NewRoss Painting in Flux


‘A Pair of Larger Green History Paintings’

Over the space of a year, I interrogated a selection of historical sources to inform the evolution of a series of paintings that represent a changing landscape in an attempt to better understand how it came to be. These pieces explore the subject of time and the effects human endeavour has had on the fabric of the landscape we inhabit. I would like to propose an exhibition that centres on the two resulting large-scale history paintings [both 6’ x 4’], accompanied by a series of smaller mixed media pieces that were produced as a byproduct of the process and tie in with the overall theme.

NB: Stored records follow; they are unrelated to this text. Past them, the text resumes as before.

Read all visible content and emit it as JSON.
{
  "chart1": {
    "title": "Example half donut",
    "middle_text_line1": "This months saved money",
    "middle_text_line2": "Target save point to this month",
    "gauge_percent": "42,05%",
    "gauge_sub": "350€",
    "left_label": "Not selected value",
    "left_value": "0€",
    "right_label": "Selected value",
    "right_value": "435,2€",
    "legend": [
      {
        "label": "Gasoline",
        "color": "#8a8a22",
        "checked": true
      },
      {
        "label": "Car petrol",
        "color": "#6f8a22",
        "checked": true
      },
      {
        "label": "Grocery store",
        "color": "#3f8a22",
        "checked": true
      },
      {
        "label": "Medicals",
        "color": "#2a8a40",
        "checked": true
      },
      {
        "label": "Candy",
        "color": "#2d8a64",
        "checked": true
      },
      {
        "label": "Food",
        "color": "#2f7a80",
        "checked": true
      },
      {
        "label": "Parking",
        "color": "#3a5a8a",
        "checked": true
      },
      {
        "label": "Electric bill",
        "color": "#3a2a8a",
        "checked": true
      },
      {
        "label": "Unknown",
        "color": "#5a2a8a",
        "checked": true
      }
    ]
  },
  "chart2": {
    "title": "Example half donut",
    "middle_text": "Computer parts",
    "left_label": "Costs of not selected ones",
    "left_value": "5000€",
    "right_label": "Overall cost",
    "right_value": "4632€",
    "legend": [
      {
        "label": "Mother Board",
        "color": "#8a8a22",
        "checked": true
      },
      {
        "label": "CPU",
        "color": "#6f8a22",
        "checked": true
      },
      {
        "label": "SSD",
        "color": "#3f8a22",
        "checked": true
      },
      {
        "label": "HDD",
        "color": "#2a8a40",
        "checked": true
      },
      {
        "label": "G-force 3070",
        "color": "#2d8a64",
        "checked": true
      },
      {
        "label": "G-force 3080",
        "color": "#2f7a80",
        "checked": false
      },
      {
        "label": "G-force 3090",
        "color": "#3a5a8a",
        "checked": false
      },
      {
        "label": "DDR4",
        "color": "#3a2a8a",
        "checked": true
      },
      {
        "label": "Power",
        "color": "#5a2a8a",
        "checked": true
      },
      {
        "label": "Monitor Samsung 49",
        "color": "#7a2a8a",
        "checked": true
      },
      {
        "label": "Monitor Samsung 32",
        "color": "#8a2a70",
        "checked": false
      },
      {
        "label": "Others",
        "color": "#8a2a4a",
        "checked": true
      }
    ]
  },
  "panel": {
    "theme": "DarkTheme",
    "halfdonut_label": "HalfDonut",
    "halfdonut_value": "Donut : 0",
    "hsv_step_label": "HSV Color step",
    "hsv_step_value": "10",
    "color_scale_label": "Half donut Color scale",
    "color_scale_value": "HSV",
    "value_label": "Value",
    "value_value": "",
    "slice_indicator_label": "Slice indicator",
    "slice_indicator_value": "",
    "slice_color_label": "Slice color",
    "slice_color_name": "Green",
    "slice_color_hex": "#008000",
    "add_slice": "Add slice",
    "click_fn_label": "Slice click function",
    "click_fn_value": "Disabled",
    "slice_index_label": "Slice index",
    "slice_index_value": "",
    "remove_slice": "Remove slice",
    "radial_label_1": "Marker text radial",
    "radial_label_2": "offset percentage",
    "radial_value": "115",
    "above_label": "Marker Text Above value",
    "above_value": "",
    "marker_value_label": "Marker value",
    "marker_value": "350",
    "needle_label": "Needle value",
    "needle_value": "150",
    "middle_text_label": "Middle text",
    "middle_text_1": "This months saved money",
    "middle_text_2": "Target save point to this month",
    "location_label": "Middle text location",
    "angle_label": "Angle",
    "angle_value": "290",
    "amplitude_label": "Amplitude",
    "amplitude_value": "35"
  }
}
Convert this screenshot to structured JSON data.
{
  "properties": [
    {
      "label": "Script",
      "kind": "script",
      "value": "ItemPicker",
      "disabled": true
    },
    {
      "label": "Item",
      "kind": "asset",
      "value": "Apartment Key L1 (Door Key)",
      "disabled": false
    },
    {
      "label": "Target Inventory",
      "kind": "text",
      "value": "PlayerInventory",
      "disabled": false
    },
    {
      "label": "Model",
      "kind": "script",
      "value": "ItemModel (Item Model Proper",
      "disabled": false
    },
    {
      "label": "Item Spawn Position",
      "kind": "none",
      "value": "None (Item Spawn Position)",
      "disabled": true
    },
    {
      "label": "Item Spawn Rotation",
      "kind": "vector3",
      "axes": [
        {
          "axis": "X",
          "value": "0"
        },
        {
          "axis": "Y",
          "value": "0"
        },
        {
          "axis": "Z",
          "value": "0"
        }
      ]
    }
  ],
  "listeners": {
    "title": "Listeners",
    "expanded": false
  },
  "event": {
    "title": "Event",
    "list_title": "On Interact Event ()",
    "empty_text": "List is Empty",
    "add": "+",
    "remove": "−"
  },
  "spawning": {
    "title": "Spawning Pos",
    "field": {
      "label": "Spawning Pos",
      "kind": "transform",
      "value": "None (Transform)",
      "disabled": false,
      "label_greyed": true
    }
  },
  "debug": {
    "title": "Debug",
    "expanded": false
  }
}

During the course of the project I used a selection of found historical sources to develop two large-scale history paintings of the areas around Wexford Harbour on the south-easternmost corner of Ireland and the Norman town of NewRoss on the river Barrow. For a large part these paintings were concerned with the arrival into south Wexford of the Normans and the major changes their arrival had on the architecture and infrastructure of the area, but the scope of the project was not confined to any one specific period in time. The earliest stages of the ‘Wexford Harbour’ painting were concerned with the setting out from the original text of a 2nd century Ptolemy Map of Ireland, the UK, and greater Gaul [as this was the earliest mention I could find of Wexford town] where in the years c120AD Ptolemy placed in Wexford Harbour, the mouth of the Modonnus river and the city of ‘Menapia’ the long lost home of the Irish branch of the Menapii tribe of the lower Rhine.  By starting in prehistory and bringing the paintings forward through time I hoped to reveal something of the mishmash of culture that went into creating the contemporary landscape as we experience it today.

When I embarked on this project it was with the express intent of ignoring all aesthetic considerations as they pertain to the finished works of Art [in so far as this can ever be possible] and my reasoning was thus: I wanted to put a greater emphasis on the journey that I was to go through in the process of finding some truth in the images as they developed (as if by magic) on the canvas before me… Each distinct layer of painting was to be informed by the reading of what historical sources I could find on the subject area, where the ideas for the mark-making grew organically from not just the raw data, but more importantly from the time spent standing in front of the canvas in contemplation of the various things that I had learned. Each layer of the painting looked to describe a different epoch in time and was designed to superimpose and work against the preceding layers in a way akin to the natural process of development as it would have occurred on the ground over centuries. Both feature paintings are concerned with this onward progression of time and the impact man has had on the world around us, the point being that over long periods of time, all that was thought of as new and different, would in the course of a few generations, come to be taken for granted as being part of the natural environment. 

My proposal aims to create an exhibition of contemporary landscape paintings that go some way toward describing an environment that is constantly in flux; The two larger paintings will be supported by a series of supplementary mixed media pieces denoting specific points of interest from various stages of the project, and provide an insight into the process of their creation. I hope the resulting exhibition will be seen both as a display of interesting oil paintings in their own right, but also as an enduring document pertaining to the history of the subject area.  


Wexford Harbout c1898

NewRoss c1398